The concern driving Net Neutrality has focused on consumer broadband access and networks, highlighting such notions as blocking of internet sites and throttling of traffic such as BitTorrent. However, some of the associated headlines really have nothing to do with the access part of the network. Instead, they are related to network interconnects, which are the lurking issue under much of what we call Net Neutrality.

The Netflix Factor
Netflix is a poster child for and big supporter of Net Neutrality. Netflix has received a lot of press for its conflicts with Comcast and Verizon, followed by coverage of its deals with them. Some examples:

These deals don’t affect how traffic is treated on the networks of Internet Service Providers (ISPs) such as Comcast or Verizon. In both cases, the Netflix traffic is treated “neutrally,” the same as other traffic. So what are these deals about?

It’s All About Peering
Instead, these deals are about network interconnects or “peering,” and cover the instances where ISPs and backbone providers have an interface (“peering point”) to pass traffic back and forth. Here’s a description of peering from Wikipedia:

In computer networking, peering is a voluntary interconnection of administratively separate Internet networks for the purpose of exchanging traffic between the users of each network. The pure definition of peering is settlement-free, “bill-and-keep,” or “sender keeps all,” meaning that neither party pays the other in association with the exchange of traffic; instead, each derives and retains revenue from its own customers.

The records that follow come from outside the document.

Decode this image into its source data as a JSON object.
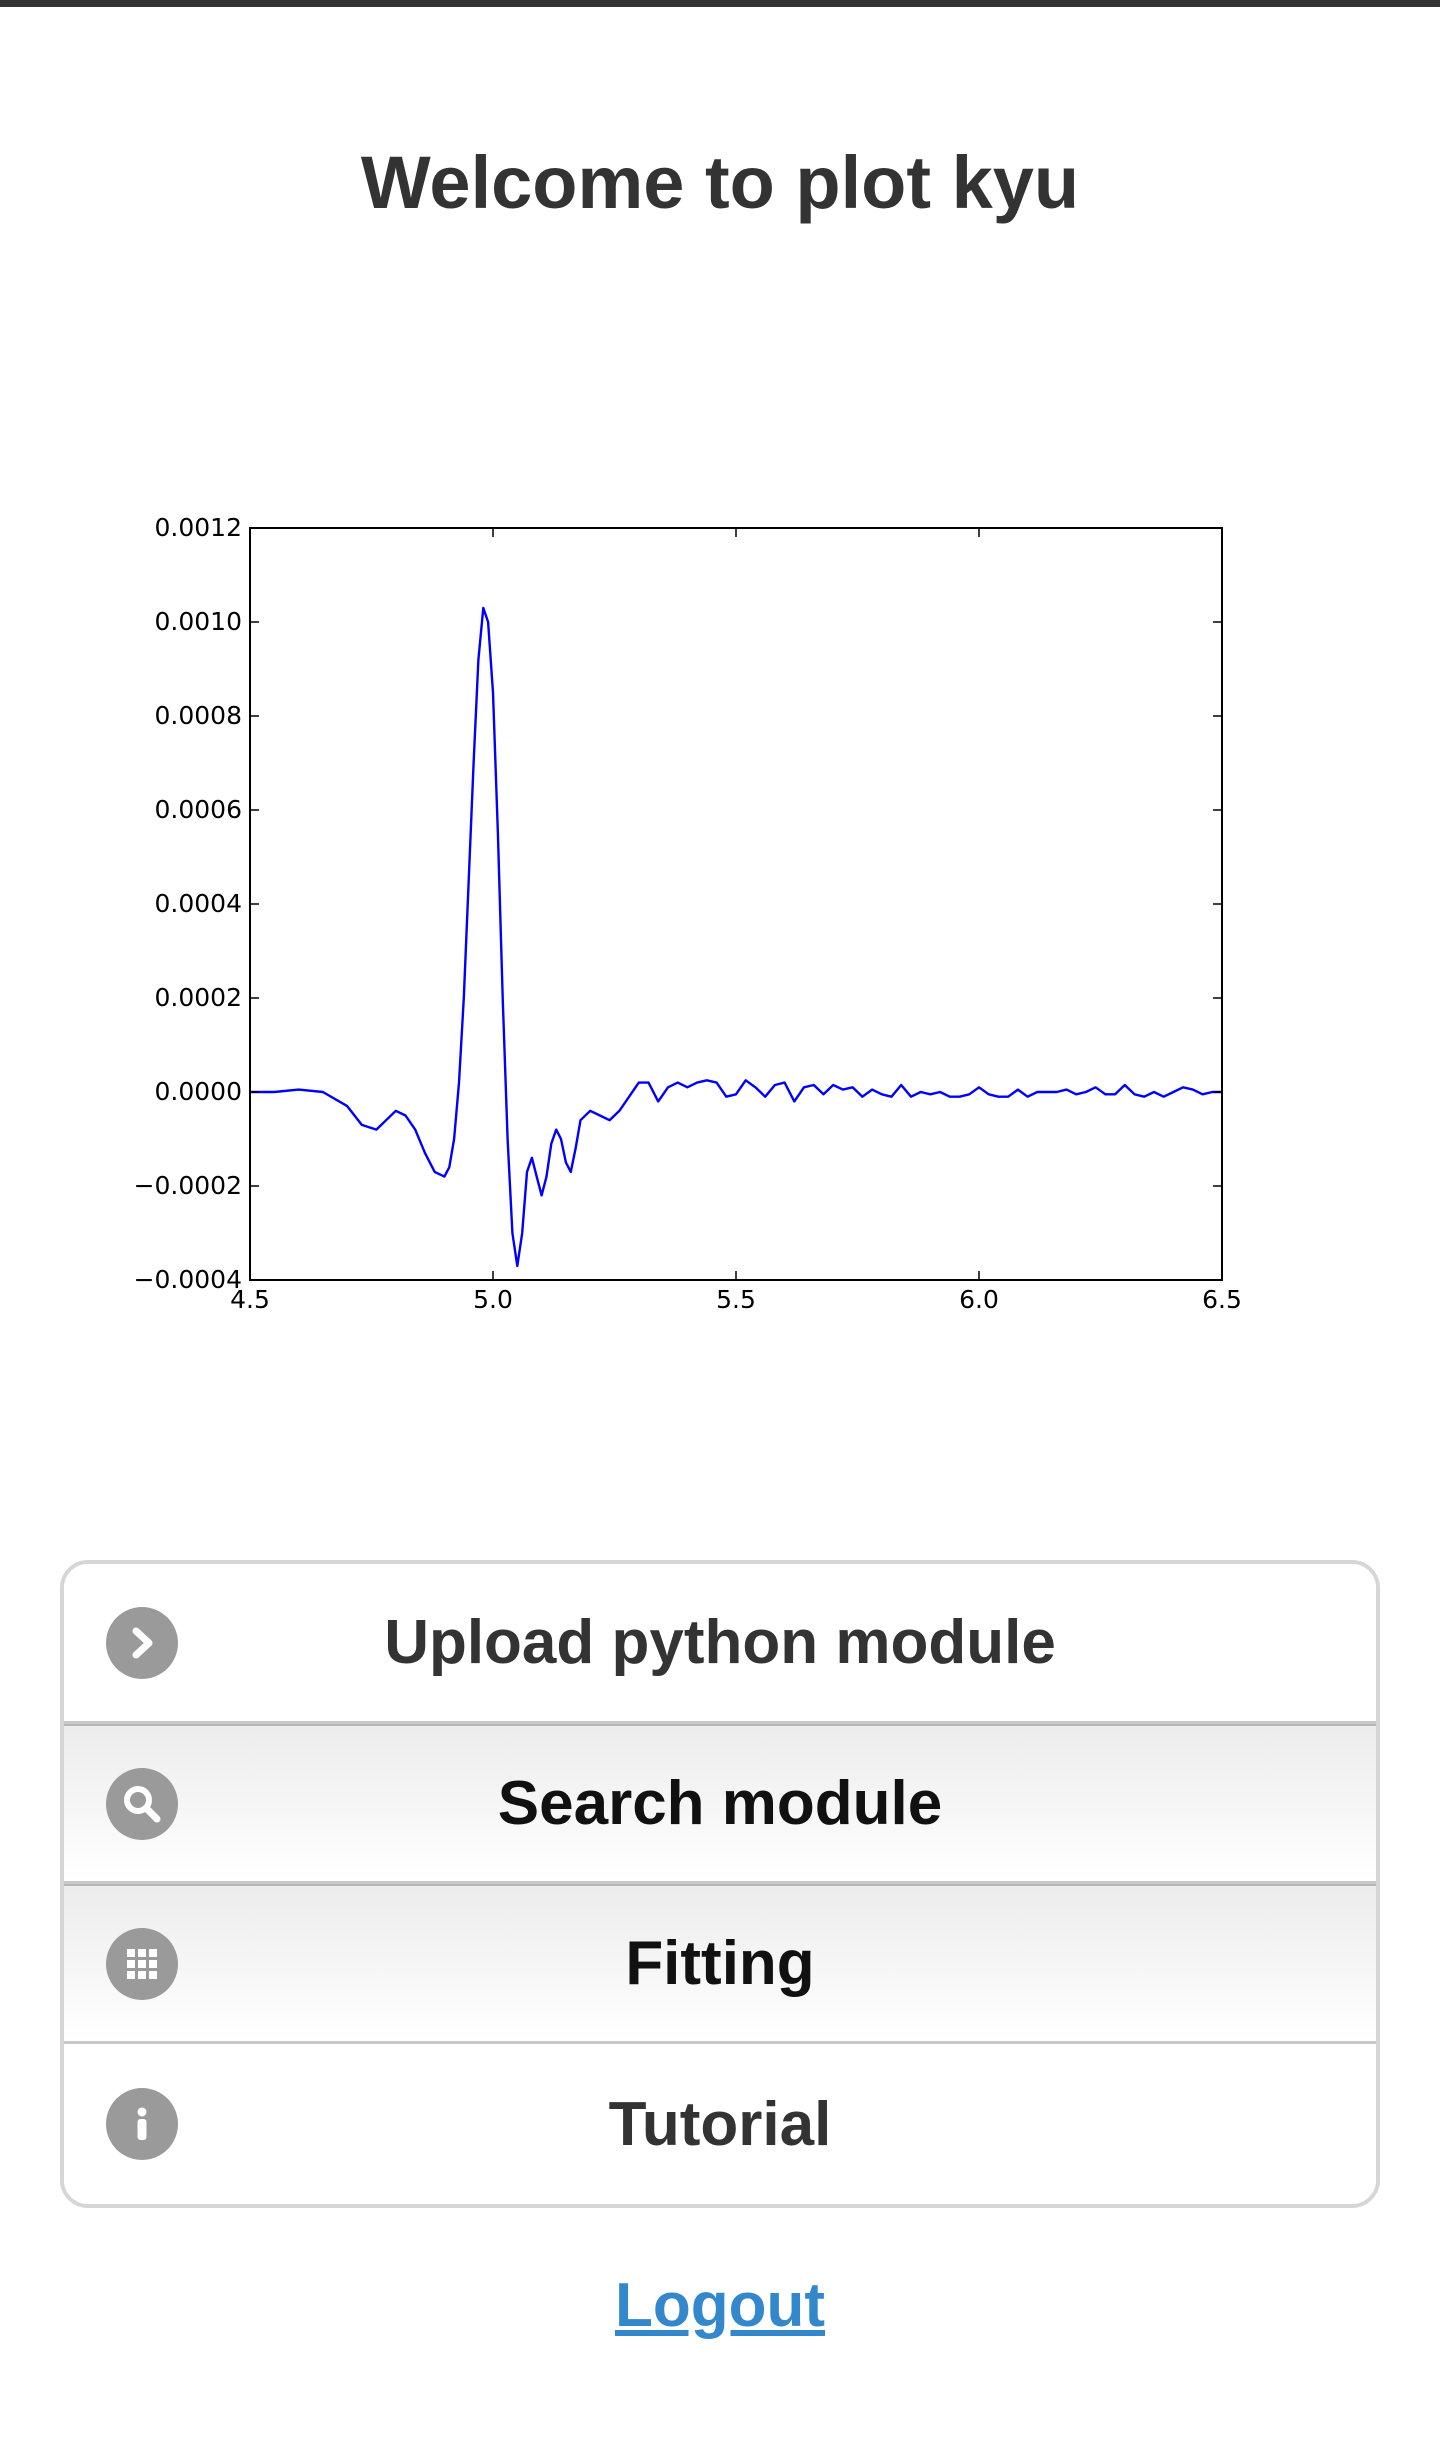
{
  "header": {
    "title": "Welcome to plot kyu"
  },
  "chart_data": {
    "type": "line",
    "title": "",
    "xlabel": "",
    "ylabel": "",
    "xlim": [
      4.5,
      6.5
    ],
    "ylim": [
      -0.0004,
      0.0012
    ],
    "grid": false,
    "line_color": "#0000ff",
    "x_ticks": [
      4.5,
      5.0,
      5.5,
      6.0,
      6.5
    ],
    "x_tick_labels": [
      "4.5",
      "5.0",
      "5.5",
      "6.0",
      "6.5"
    ],
    "y_ticks": [
      -0.0004,
      -0.0002,
      0.0,
      0.0002,
      0.0004,
      0.0006,
      0.0008,
      0.001,
      0.0012
    ],
    "y_tick_labels": [
      "−0.0004",
      "−0.0002",
      "0.0000",
      "0.0002",
      "0.0004",
      "0.0006",
      "0.0008",
      "0.0010",
      "0.0012"
    ],
    "series": [
      {
        "x": [
          4.5,
          4.55,
          4.6,
          4.65,
          4.7,
          4.73,
          4.76,
          4.78,
          4.8,
          4.82,
          4.84,
          4.86,
          4.88,
          4.9,
          4.91,
          4.92,
          4.93,
          4.94,
          4.95,
          4.96,
          4.97,
          4.98,
          4.99,
          5.0,
          5.01,
          5.02,
          5.03,
          5.04,
          5.05,
          5.06,
          5.07,
          5.08,
          5.09,
          5.1,
          5.11,
          5.12,
          5.13,
          5.14,
          5.15,
          5.16,
          5.17,
          5.18,
          5.2,
          5.22,
          5.24,
          5.26,
          5.28,
          5.3,
          5.32,
          5.34,
          5.36,
          5.38,
          5.4,
          5.42,
          5.44,
          5.46,
          5.48,
          5.5,
          5.52,
          5.54,
          5.56,
          5.58,
          5.6,
          5.62,
          5.64,
          5.66,
          5.68,
          5.7,
          5.72,
          5.74,
          5.76,
          5.78,
          5.8,
          5.82,
          5.84,
          5.86,
          5.88,
          5.9,
          5.92,
          5.94,
          5.96,
          5.98,
          6.0,
          6.02,
          6.04,
          6.06,
          6.08,
          6.1,
          6.12,
          6.14,
          6.16,
          6.18,
          6.2,
          6.22,
          6.24,
          6.26,
          6.28,
          6.3,
          6.32,
          6.34,
          6.36,
          6.38,
          6.4,
          6.42,
          6.44,
          6.46,
          6.48,
          6.5
        ],
        "y": [
          0.0,
          0.0,
          5e-06,
          0.0,
          -3e-05,
          -7e-05,
          -8e-05,
          -6e-05,
          -4e-05,
          -5e-05,
          -8e-05,
          -0.00013,
          -0.00017,
          -0.00018,
          -0.00016,
          -0.0001,
          2e-05,
          0.0002,
          0.00045,
          0.0007,
          0.00092,
          0.00103,
          0.001,
          0.00085,
          0.00055,
          0.0002,
          -0.0001,
          -0.0003,
          -0.00037,
          -0.0003,
          -0.00017,
          -0.00014,
          -0.00018,
          -0.00022,
          -0.00018,
          -0.00011,
          -8e-05,
          -0.0001,
          -0.00015,
          -0.00017,
          -0.00012,
          -6e-05,
          -4e-05,
          -5e-05,
          -6e-05,
          -4e-05,
          -1e-05,
          2e-05,
          2e-05,
          -2e-05,
          1e-05,
          2e-05,
          1e-05,
          2e-05,
          2.5e-05,
          2e-05,
          -1e-05,
          -5e-06,
          2.5e-05,
          1e-05,
          -1e-05,
          1.5e-05,
          2e-05,
          -2e-05,
          1e-05,
          1.5e-05,
          -5e-06,
          1.5e-05,
          5e-06,
          1e-05,
          -1e-05,
          5e-06,
          -5e-06,
          -1e-05,
          1.5e-05,
          -1e-05,
          0.0,
          -5e-06,
          0.0,
          -1e-05,
          -1e-05,
          -5e-06,
          1e-05,
          -5e-06,
          -1e-05,
          -1e-05,
          5e-06,
          -1e-05,
          0.0,
          0.0,
          0.0,
          5e-06,
          -5e-06,
          0.0,
          1e-05,
          -5e-06,
          -5e-06,
          1.5e-05,
          -5e-06,
          -1e-05,
          0.0,
          -1e-05,
          0.0,
          1e-05,
          5e-06,
          -5e-06,
          0.0,
          0.0
        ]
      }
    ]
  },
  "menu": {
    "items": [
      {
        "label": "Upload python module",
        "icon": "chevron-right-icon"
      },
      {
        "label": "Search module",
        "icon": "search-icon"
      },
      {
        "label": "Fitting",
        "icon": "grid-icon"
      },
      {
        "label": "Tutorial",
        "icon": "info-icon"
      }
    ]
  },
  "footer": {
    "logout_label": "Logout",
    "link_color": "#3388cc"
  }
}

Today, network operators create peering points with each other based on mutually beneficial locations and traffic loads. Usually, these are settlement or payment free because of reasonably balanced traffic. When there is an imbalance, one party “settles” with or pays the other for access. For a detailed description of the high-level structure of the internet and how peering and settlements work, please see “Comcast vs. Netflix: Is this really about Net neutrality?

Netflix has asserted that Comcast and Verizon were throttling Netflix traffic at the peering point in an attempt to extract payment for transit. My sources at Verizon say this was not the case, and instead that the bottlenecks were due to poor network engineering on the part of Netflix and their backbone network providers. In both cases, Netflix wound up paying for a direct peering point (no intermediary provider) and possibly larger bandwidth. At the same time, Netflix continued to press for a broader definition of Net Neutrality to cover peering or interconnects.

Net Neutrality Redux
Yesterday the FCC voted to adopt Open Internet rules and to reclassify broadband Internet access as a Title II telecommunications service. The FCC also voted to forbear from (omit) 27 provisions of Title II. The rules have not yet been published because “editorial privilege” (opportunity to edit after the vote) was granted. However, the rules will subject interconnections to FCC scrutiny and regulation. A preview of what the regulations may look like is found in this excerpt from a Reuters story from January 28, 2015 on “U.S. net neutrality rules expected to cover interconnection deals”:

The new draft is expected to expand the authority of the FCC to previously unregulated traffic exchange deals, known as interconnection agreements, according to two sources who spoke anonymously because the plan has not been made public.

“It’s the only way they can make it work with the principles that President (Barack) Obama outlined and Chairman Wheeler reaffirmed,” said David Schaeffer, chief executive of Cogent Communications Group Inc., a long-haul Internet traffic carrier that has advocated for regulation of interconnection deals
[FCC officials] said the discussion was very fluid and several options were considered, including a case-by-case approach to resolving complaints, which would be more palatable to ISPs, or an outright ban on fees for interconnecting with networks, which Netflix has sought.

A Quiet Expansion of Net Neutrality
The previous version of Net Neutrality was based on the FCC’s Open Internet Report and Order, which was issued in December 2010. It applied only to “mass-market” broadband internet services with access to “substantially all Internet endpoints.”

With this latest vote, the FCC has substantially expanded the scope of Network Neutrality to include peering. This may extend the impact of Net Neutrality to cover non mass-market business services, such as VPN.

I believe that regulation of interconnects may be the big impact of this latest round of Net Neutrality. There’s a lot more to come before we know exactly how yesterday’s ruling impacts our industry and our internet experience. Stay tuned!